(App and web page records)
────────────────────────────────────────

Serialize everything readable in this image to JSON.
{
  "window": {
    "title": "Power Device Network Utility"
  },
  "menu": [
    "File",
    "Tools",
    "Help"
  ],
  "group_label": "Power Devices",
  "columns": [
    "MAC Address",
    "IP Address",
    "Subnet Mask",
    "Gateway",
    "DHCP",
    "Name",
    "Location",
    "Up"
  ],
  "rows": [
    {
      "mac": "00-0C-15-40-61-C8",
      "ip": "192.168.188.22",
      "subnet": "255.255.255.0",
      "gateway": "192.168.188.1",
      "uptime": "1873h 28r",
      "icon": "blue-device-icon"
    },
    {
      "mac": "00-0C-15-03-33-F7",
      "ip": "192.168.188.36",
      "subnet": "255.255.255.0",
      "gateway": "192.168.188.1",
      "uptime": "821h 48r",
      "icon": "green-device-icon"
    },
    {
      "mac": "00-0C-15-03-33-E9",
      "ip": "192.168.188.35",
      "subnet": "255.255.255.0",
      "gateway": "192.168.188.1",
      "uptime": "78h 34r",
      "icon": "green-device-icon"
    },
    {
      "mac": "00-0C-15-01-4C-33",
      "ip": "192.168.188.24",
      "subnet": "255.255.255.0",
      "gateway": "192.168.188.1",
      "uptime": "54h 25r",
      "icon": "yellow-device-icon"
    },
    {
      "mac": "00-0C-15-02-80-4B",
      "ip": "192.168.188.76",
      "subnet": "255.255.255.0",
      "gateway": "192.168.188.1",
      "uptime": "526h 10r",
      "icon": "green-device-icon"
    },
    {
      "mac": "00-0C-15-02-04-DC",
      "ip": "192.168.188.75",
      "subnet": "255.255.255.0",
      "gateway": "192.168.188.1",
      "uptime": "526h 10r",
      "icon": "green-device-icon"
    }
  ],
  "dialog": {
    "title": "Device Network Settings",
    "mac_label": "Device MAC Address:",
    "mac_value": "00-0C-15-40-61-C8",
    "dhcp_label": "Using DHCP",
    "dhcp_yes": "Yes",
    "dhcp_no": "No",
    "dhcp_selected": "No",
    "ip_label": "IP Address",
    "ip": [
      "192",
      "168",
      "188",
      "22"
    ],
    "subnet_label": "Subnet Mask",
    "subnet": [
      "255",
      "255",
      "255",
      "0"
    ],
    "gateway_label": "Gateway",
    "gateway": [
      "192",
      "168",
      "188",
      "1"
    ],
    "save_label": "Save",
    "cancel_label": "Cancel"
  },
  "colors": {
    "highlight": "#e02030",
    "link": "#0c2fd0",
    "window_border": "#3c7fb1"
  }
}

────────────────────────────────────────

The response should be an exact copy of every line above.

**RESPONSE TO THIS EXERCISE:**
Serialize everything readable in this image to JSON.
{
  "window": {
    "title": "Power Device Network Utility"
  },
  "menu": [
    "File",
    "Tools",
    "Help"
  ],
  "group_label": "Power Devices",
  "columns": [
    "MAC Address",
    "IP Address",
    "Subnet Mask",
    "Gateway",
    "DHCP",
    "Name",
    "Location",
    "Up"
  ],
  "rows": [
    {
      "mac": "00-0C-15-40-61-C8",
      "ip": "192.168.188.22",
      "subnet": "255.255.255.0",
      "gateway": "192.168.188.1",
      "uptime": "1873h 28r",
      "icon": "blue-device-icon"
    },
    {
      "mac": "00-0C-15-03-33-F7",
      "ip": "192.168.188.36",
      "subnet": "255.255.255.0",
      "gateway": "192.168.188.1",
      "uptime": "821h 48r",
      "icon": "green-device-icon"
    },
    {
      "mac": "00-0C-15-03-33-E9",
      "ip": "192.168.188.35",
      "subnet": "255.255.255.0",
      "gateway": "192.168.188.1",
      "uptime": "78h 34r",
      "icon": "green-device-icon"
    },
    {
      "mac": "00-0C-15-01-4C-33",
      "ip": "192.168.188.24",
      "subnet": "255.255.255.0",
      "gateway": "192.168.188.1",
      "uptime": "54h 25r",
      "icon": "yellow-device-icon"
    },
    {
      "mac": "00-0C-15-02-80-4B",
      "ip": "192.168.188.76",
      "subnet": "255.255.255.0",
      "gateway": "192.168.188.1",
      "uptime": "526h 10r",
      "icon": "green-device-icon"
    },
    {
      "mac": "00-0C-15-02-04-DC",
      "ip": "192.168.188.75",
      "subnet": "255.255.255.0",
      "gateway": "192.168.188.1",
      "uptime": "526h 10r",
      "icon": "green-device-icon"
    }
  ],
  "dialog": {
    "title": "Device Network Settings",
    "mac_label": "Device MAC Address:",
    "mac_value": "00-0C-15-40-61-C8",
    "dhcp_label": "Using DHCP",
    "dhcp_yes": "Yes",
    "dhcp_no": "No",
    "dhcp_selected": "No",
    "ip_label": "IP Address",
    "ip": [
      "192",
      "168",
      "188",
      "22"
    ],
    "subnet_label": "Subnet Mask",
    "subnet": [
      "255",
      "255",
      "255",
      "0"
    ],
    "gateway_label": "Gateway",
    "gateway": [
      "192",
      "168",
      "188",
      "1"
    ],
    "save_label": "Save",
    "cancel_label": "Cancel"
  },
  "colors": {
    "highlight": "#e02030",
    "link": "#0c2fd0",
    "window_border": "#3c7fb1"
  }
}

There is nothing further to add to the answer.